Oil companies and the tanker industry deserve to be hit by Draconian legislation if they do not clean up their act, according to a major shipowner. A series of simple measures would eradicate most of the defects which led to the loss of the Erika, said Lars Carlsson, president of Swedish tanker operator Concordia Maritime.
"If we in the shipping industry abstain from introducing...steps which can so easily reduce most of the hazards in sea transportation, we deserve what will undoubtedly hit us: legislation from authorities which may be both unpredictable and inefficient," he said.
Heavy fuel oil from the TotalFina-chartered Erika polluted French beaches after the ship broke in two in December. Structural failure was said to be the likely cause of the loss by a preliminary French report.
Carlsson proposed measures including boycotting companies known to bend the rules, using only older ships which have been classified as higher standard and vessels which employ a loading system comparable to using a double skinned hull. "The real power rests with the oil companies," he said.

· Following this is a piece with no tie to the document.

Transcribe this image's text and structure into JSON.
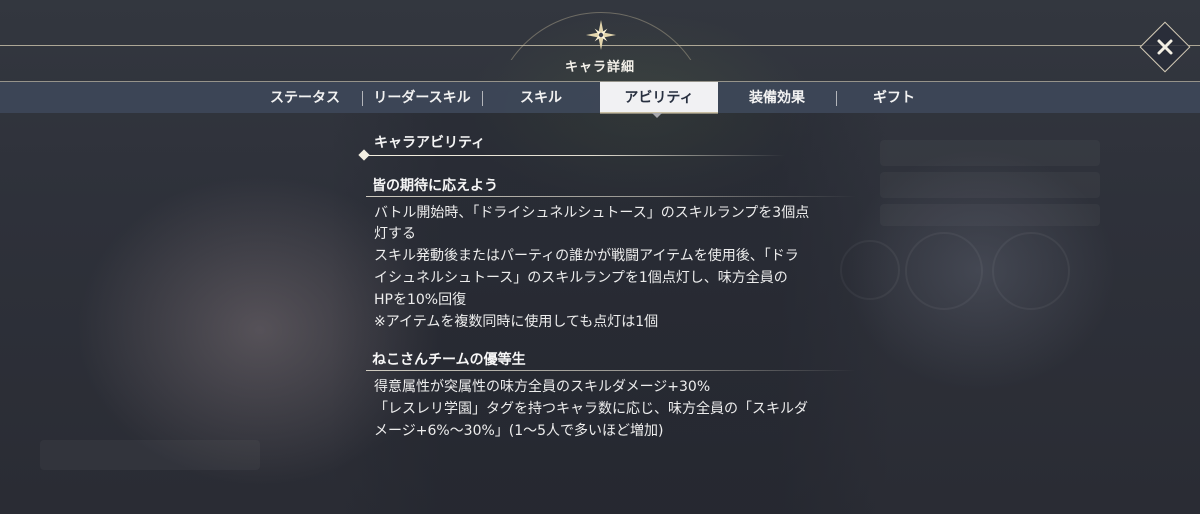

"It is amazing how stubbornly some oil companies have avoided the CAP system which would identify additional structural strength."
Condition assessment programs (CAP) identify extra requirements above that required to pass a special age survey, including steel dimension 15-20 percent above normal corrosion measurements.
"Such a rule would most probably have made an Erika type of accident very unlikely," he said, if applied to vessels more than 15 years old.
In the last few weeks a number of oil majors have started adopting CAP rules for large tankers over
20 years old and smaller vessels more than 25. But critics say they may not have netted the Erika, which fell into the category of smaller ships.
Oil spill risks could also be reduced by using Hydrostatic Balanced Loading (HBL) in old single hull vessels, Carlsson said.
The system uses different pressure levels between the outside sea and the cargo in a vessel's tanks to ensure oil does not leak from a rupture. Concordia operates a number of vessels that utilize HBL.
But some oil majors have been unprepared to use HBL regarding it as less reliable than the provision of double hulls. Only about 25 percent of the current world fleet is double hulled.
Carlsson said he did not expect a massive rise in freight rates to result from using the measures to boycott the worst old vessels. New ships would be built to replace them.
A rush to charter newer ships on Middle East to Far East voyages last week drove VLCC rates up by around 35 percent on the route, but from such depressed levels that brokers said they were still below breakeven levels for new vessels.